The implications of these findings are far-reaching and immense. The potential rise in sea levels of nearly two meters could have disastrous consequences for coastal communities and low-lying regions around the world. In particular, densely populated areas and numerous island nations would be at an increased risk of devastating floods and the permanent loss of habitable land.

Moreover, the loss of such a significant portion of Greenland’s ice sheet could significantly disrupt global ocean currents and weather patterns. The effects of these disruptions would be felt on a global scale, leading to more extreme weather events, including hurricanes, cyclones, and stronger storm surges. Furthermore, the associated release of greenhouse gases from the thawing ice could potentially exacerbate climate change, creating a dangerous feedback loop that further intensifies the global climate crisis.

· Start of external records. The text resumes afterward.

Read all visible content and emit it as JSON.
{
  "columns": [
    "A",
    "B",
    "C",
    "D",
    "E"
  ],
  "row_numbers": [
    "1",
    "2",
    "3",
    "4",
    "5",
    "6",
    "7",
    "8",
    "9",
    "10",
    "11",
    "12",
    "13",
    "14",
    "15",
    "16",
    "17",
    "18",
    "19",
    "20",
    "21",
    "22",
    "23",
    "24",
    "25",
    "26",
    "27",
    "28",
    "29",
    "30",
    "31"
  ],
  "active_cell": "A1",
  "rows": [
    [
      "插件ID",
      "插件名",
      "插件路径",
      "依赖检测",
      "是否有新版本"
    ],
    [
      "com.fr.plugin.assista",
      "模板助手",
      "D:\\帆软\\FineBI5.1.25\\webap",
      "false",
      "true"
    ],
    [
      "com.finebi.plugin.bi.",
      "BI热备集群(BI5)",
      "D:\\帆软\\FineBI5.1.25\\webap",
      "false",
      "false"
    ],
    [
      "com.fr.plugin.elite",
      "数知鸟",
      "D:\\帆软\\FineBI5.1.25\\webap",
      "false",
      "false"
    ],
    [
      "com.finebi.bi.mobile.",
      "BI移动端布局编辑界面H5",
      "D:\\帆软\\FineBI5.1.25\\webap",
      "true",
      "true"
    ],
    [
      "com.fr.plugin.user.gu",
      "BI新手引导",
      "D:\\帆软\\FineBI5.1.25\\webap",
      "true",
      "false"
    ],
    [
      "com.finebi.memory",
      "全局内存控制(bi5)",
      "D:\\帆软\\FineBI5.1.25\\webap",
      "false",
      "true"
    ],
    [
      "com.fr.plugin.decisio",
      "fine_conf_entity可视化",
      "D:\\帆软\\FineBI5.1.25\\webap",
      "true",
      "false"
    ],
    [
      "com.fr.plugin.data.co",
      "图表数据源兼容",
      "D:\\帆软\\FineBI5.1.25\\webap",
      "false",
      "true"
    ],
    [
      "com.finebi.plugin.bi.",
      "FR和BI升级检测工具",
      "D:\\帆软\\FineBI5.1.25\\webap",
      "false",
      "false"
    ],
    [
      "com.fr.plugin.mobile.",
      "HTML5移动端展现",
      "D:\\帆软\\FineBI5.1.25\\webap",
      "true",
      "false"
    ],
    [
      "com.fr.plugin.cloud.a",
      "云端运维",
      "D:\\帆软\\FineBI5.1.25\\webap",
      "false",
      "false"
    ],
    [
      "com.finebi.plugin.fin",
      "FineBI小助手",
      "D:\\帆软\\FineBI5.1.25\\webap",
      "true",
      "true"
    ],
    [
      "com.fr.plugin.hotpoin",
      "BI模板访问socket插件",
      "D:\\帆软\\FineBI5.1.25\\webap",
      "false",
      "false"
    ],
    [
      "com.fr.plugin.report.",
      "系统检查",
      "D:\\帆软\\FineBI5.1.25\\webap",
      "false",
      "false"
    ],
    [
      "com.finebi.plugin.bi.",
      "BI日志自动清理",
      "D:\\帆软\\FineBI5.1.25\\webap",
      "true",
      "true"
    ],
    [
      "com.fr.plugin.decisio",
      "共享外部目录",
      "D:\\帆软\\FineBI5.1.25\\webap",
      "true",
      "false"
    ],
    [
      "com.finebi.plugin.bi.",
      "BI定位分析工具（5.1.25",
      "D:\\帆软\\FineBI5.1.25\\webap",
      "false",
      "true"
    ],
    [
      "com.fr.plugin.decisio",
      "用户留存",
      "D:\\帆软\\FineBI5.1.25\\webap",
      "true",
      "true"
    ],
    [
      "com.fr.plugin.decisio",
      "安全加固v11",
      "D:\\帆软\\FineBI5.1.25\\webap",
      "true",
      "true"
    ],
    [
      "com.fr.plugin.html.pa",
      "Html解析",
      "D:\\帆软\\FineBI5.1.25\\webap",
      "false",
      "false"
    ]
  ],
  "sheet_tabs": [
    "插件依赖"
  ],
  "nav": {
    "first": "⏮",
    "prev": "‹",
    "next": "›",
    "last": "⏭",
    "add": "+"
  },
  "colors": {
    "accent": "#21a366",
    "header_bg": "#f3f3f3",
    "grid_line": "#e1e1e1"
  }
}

The urgency and significance of addressing this issue cannot be overstated. It is imperative that governments, environmental organizations, and individuals worldwide come together to tackle the root causes of rising temperatures and global warming comprehensively. Immediate and effective action must be taken to reduce greenhouse gas emissions, transition to renewable sources of energy, and implement sustainable practices to limit further damage to our environment.

In conclusion, the recent study on the northern Greenlandic ice sheets reveals a deeply concerning reality. The stability of these ice sheets has been shattered, with an unprecedented loss of over a third of their volume in just fifty years. The potential consequences for our planet, from rising sea levels to extreme weather events, demand swift and collective action. Our ability to mitigate these risks and safeguard the future of our planet lies in our willingness to confront the challenges of climate change head-on.